by: Elizabeth Moon
Ballantine Books New York, NY 2013
In 1988 Elizabeth Moon published the first book in the trilogy that would become Deed of the Paksenarrion novels. This much loved trilogy has stayed in print ever since. Moon went on to write epic space operas, with a hard science base. She won a Nebula award for her beautiful fiction novel, The Speed of Darkness, exploring the world of autism. Then in 2010 she returned to the world of Paksenarrion to begin the series Paladin’s Legacy.
This book is the fourth in the series and the fifth is scheduled to be published early next year. This series takes the scope of the Pasenarrion story and expands it beyond Russian proportions. The readers find themselves intimately involved in at least three kingdoms, two duchy’s and four races. Additionally there are Dragons and Tree people, the true elders of the world, who are ultimately beyond human comprehension. There is the Singer, Deity of the elves, Falk and Gird the Gods of the realm who all seem very involved with the story, and an older pantheon of Gods that gets referenced from time to time.

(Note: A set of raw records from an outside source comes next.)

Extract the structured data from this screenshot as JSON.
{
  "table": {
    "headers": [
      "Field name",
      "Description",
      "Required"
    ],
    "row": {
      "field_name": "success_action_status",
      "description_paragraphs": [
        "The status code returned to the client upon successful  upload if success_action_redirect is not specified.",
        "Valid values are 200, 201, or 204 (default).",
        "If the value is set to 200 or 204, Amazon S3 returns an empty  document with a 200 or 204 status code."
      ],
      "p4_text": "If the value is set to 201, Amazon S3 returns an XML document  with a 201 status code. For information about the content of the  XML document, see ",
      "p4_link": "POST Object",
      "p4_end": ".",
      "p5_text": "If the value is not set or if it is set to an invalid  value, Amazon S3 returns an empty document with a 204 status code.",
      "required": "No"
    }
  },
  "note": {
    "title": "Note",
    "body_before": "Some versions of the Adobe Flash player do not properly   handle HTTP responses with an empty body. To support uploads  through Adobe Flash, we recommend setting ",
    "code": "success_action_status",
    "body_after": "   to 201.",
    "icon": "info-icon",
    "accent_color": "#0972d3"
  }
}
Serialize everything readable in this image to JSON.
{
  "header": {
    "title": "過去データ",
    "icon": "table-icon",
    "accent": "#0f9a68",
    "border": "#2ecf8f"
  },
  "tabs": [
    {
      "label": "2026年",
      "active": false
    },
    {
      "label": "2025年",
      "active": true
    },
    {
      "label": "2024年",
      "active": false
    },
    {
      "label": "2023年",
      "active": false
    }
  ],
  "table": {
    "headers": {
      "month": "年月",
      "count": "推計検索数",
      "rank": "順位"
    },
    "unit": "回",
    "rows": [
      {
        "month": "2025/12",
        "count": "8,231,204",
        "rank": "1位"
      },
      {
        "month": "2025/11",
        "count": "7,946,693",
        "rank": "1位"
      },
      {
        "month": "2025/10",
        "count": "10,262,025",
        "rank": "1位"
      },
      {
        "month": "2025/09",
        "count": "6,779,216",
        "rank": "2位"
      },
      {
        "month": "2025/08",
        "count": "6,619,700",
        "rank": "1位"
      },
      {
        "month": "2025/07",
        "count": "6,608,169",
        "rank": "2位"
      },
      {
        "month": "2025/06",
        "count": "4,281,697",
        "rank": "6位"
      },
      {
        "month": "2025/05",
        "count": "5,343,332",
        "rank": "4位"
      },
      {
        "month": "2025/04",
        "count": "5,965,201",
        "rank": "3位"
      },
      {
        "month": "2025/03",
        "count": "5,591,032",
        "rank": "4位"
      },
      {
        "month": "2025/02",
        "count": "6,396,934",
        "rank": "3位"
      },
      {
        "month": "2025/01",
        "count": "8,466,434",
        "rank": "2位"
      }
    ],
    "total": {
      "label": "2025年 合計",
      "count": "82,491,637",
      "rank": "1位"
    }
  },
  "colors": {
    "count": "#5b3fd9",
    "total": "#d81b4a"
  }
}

As you can imagine, there is no way an author can fully welcome a new reader into such a complex scenario this far into the story. Elizabeth Moon does have a lovely way of reminding, or referencing, the histories of past books without the reader feeling like they are reading an introductory prologue. The story doesn’t ever stop for explanation, which may be frustrating, but generally underlines the delays in communications expected given the scope of the theater. Her convention of beginning each chapter with the location, time if it’s relevant, and realm of interest helps immeasurably in orienting us as the story drifts from realm to realm.
These are books filled with explorations of tactics, strategies and logistics. The world is martial and generally governed by the monarchies and the orders of Gird and Falk. There is a strong guild system. Magic is accepted and welcomed coming out of the Paladins, as blessed by the order. It is expected from the elves and other non-human creatures. But in humankind magic has often lead to great evil.
At this turn of the story it would seem that in spite of all efforts to eliminate bloodlines of ancient magelords, magic is returning to the human realm. One of the Dukes, in an earlier story, comes into her magic but as she is already made a knight of Falk there can be no question as to her worthiness. Magic appearing in the royal house, however, threatens the stability of the realm. In the country towns there is dissension as the Marshals of Gird disagree about letting the children exhibiting signs of magic live.
As a book “in the middle” there is not much resolution in the story line. Still, the characters and the overarching themes continue to keep me engaged in the world. I have a fondness for many of the characters, having read about them in earlier works. Moon continues to allow these characters to grow and change as they are presented with new and unforeseen challenges.
If you have read the original trilogy and love the world, you will also love these books. If you loved Paks, you may find yourself disappointed as she is no longer the center of the story line. If you are fond of epic tales of war and politics and the human (and sometimes not so human) response to being thrust into “interesting times” Moon will be a delight to read.